Both these blends are detoxifying as well. Add them to your morning ritual to cleanse toxins and support a healthy immune system.
4. Holy Basil (Tulsi)
Holy basil is part of the basil genus, but not part of the basilicum species. Tulsi, or Ocimum tenuiflorum, is a perennial whose uses are almost exclusively medicinal. It’s traditionally used in Thai food, but is often replaced by Thai basil in American-made Thai dishes.
Holy basil is an essential part of Ayurvedic medicine. Primarily, this basil variety is an adaptogen, which means it balances the adrenals and helps the body adapt to various stressors. Adaptogens are versatile herbs that improve your body’s ability to recognize and repair imbalances.
Tulsi is a fantastic herb for lowering blood pressure and blood sugar, but use it with caution. Holy basil has a stronger effect on the body than Ocimum basilicum. It can cause uterine contractions and reduced milk supply, so avoid it while pregnant or breastfeeding.
5. Clove Basil
If you’ve never heard of this intensely scented basil plant, it’s definitely one to check out. Clove (or African) basil is spicier than your average Ocimum. Its scent has a whisper of camphor, a bit similar to cloves, and is full of warmth. This variety is rarely used in the kitchen.
Instead, clove basil can be sewn into sachets and tucked with woolens to deter moths. It also makes a tummy-soothing tea—great after heavy meals or too many sweets. Use a tea made with clove basil to calm colds and cool fevers, or gargle it to calm toothaches. Clove basil will help keep your garden pest-free too, since insects of all kinds loathe its strong scent.
Share and Share Alike
Each variety of basil has its specialty. With varying essential oil compounds, and diverse chemical make-ups, each basil is unique. But they’re all members of the Ocimum genus—a big family of basil varieties! As a result, they share a lot of the same healing properties.
If you can’t find tulsi, or you’re worried about using it for whatever reason, the other basils provide a gentler adaptogenic effect.
Sweet basil and lemon water is also detoxifying, though you’ll get a more powerful detox from lemon basil.
All the basils are equally healing to sore gums and sensitive teeth. Mix powdered basil—any variety—with a bit of baking soda, coconut oil, and pink Himalayan salt for a remineralizing tooth paste.

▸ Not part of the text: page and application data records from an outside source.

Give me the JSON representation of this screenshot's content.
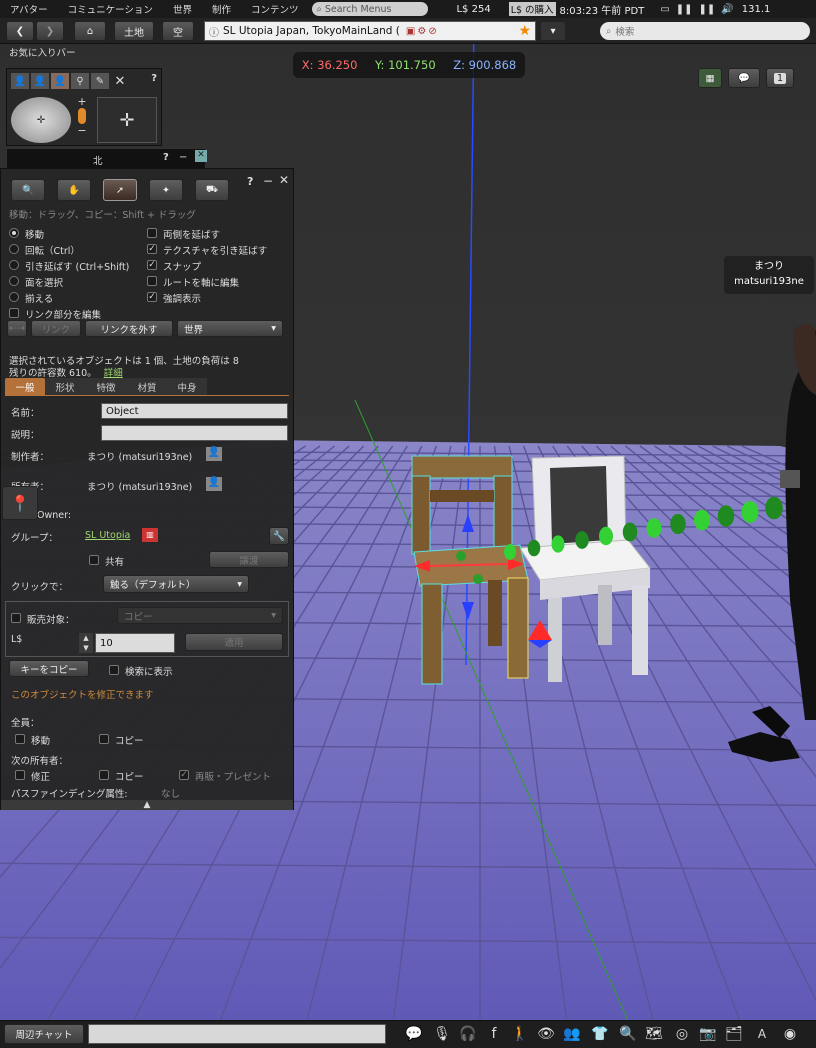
{
  "menubar": {
    "items": [
      "アバター",
      "コミュニケーション",
      "世界",
      "制作",
      "コンテンツ"
    ],
    "search_placeholder": "Search Menus",
    "balance": "L$ 254",
    "buy_label": "L$ の購入",
    "time": "8:03:23 午前 PDT",
    "fps": "131.1"
  },
  "navbar": {
    "land_label": "土地",
    "sky_label": "空",
    "location": "SL Utopia Japan, TokyoMainLand (",
    "search_placeholder": "検索"
  },
  "favorites": {
    "label": "お気に入りバー"
  },
  "coords": {
    "x": "X: 36.250",
    "y": "Y: 101.750",
    "z": "Z: 900.868"
  },
  "minimap": {
    "north": "北",
    "help": "?"
  },
  "nametag": {
    "display": "まつり",
    "user": "matsuri193ne"
  },
  "tool": {
    "help": "?",
    "hint": "移動：ドラッグ、コピー：Shift + ドラッグ",
    "modes": [
      "移動",
      "回転（Ctrl）",
      "引き延ばす (Ctrl+Shift)",
      "面を選択",
      "揃える"
    ],
    "edit_linked": "リンク部分を編集",
    "options": [
      "両側を延ばす",
      "テクスチャを引き延ばす",
      "スナップ",
      "ルートを軸に編集",
      "強調表示"
    ],
    "link_label": "リンク",
    "unlink_label": "リンクを外す",
    "coord_system": "世界",
    "selection_info": "選択されているオブジェクトは 1 個、土地の負荷は 8",
    "remaining": "残りの許容数 610。",
    "details_link": "詳細",
    "tabs": [
      "一般",
      "形状",
      "特徴",
      "材質",
      "中身"
    ],
    "name_label": "名前：",
    "name_value": "Object",
    "desc_label": "説明：",
    "creator_label": "制作者：",
    "creator_value": "まつり (matsuri193ne)",
    "owner_label": "所有者：",
    "owner_value": "まつり (matsuri193ne)",
    "owner_en": "Owner:",
    "group_label": "グループ：",
    "group_value": "SL Utopia",
    "share_label": "共有",
    "deed_label": "譲渡",
    "click_label": "クリックで：",
    "click_value": "触る（デフォルト）",
    "for_sale_label": "販売対象：",
    "sale_type": "コピー",
    "price_label": "L$",
    "price_value": "10",
    "apply_label": "適用",
    "copy_key_label": "キーをコピー",
    "show_search_label": "検索に表示",
    "modify_note": "このオブジェクトを修正できます",
    "everyone_label": "全員：",
    "move_label": "移動",
    "copy_label": "コピー",
    "next_owner_label": "次の所有者：",
    "modify_label": "修正",
    "resale_label": "再販・プレゼント",
    "pathfinding_label": "パスファインディング属性:",
    "pathfinding_value": "なし"
  },
  "bottombar": {
    "chat_label": "周辺チャット"
  },
  "colors": {
    "accent_green": "#9fd86f",
    "warning_orange": "#d08a3a",
    "panel_bg": "#262626",
    "coord_x": "#ff6b6b",
    "coord_y": "#8fe36f",
    "coord_z": "#8ab4ff"
  }
}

Just note that basils are not as interchangeable in the kitchen. Each one has a distinct flavor, and while cinnamon basil and Thai basil can be substituted for each other, the difference in flavor is noticeable. If you’re replacing one basil with another, go slowly. Think about the flavor profile you’re looking to build in your recipe and don’t pick a basil you’d have to fight against.
More Basil Varieties to Love
Some plants are quite promiscuous, and basil is one of them. When you plant a few different basils close together, they’ll end up mingling of properties. Basils share their aspects freely, which is one reason there is such a huge variety.
If you want to keep your varieties a bit distinct, divide them up. I like to keep a few varieties in pots on the porch, a couple more among the roses. Then I plant a big bed of one variety on the far side of the garden. This layout limits mingling.
That said, if you don’t mind a bit of blending, there’s nothing wrong with growing all your basil plants together. They make a beautiful bed of bright leaves and small, many hued flowers.
I’ve mentioned just a few, common basils here. There are so many others that the sheer amount of basil varieties can feel overwhelming at times. After all, they could fill up an entire garden! Regardless of which ones you choose, however, you’re certain to enjoy their delicious flavor and health-boosting aspects for years to come.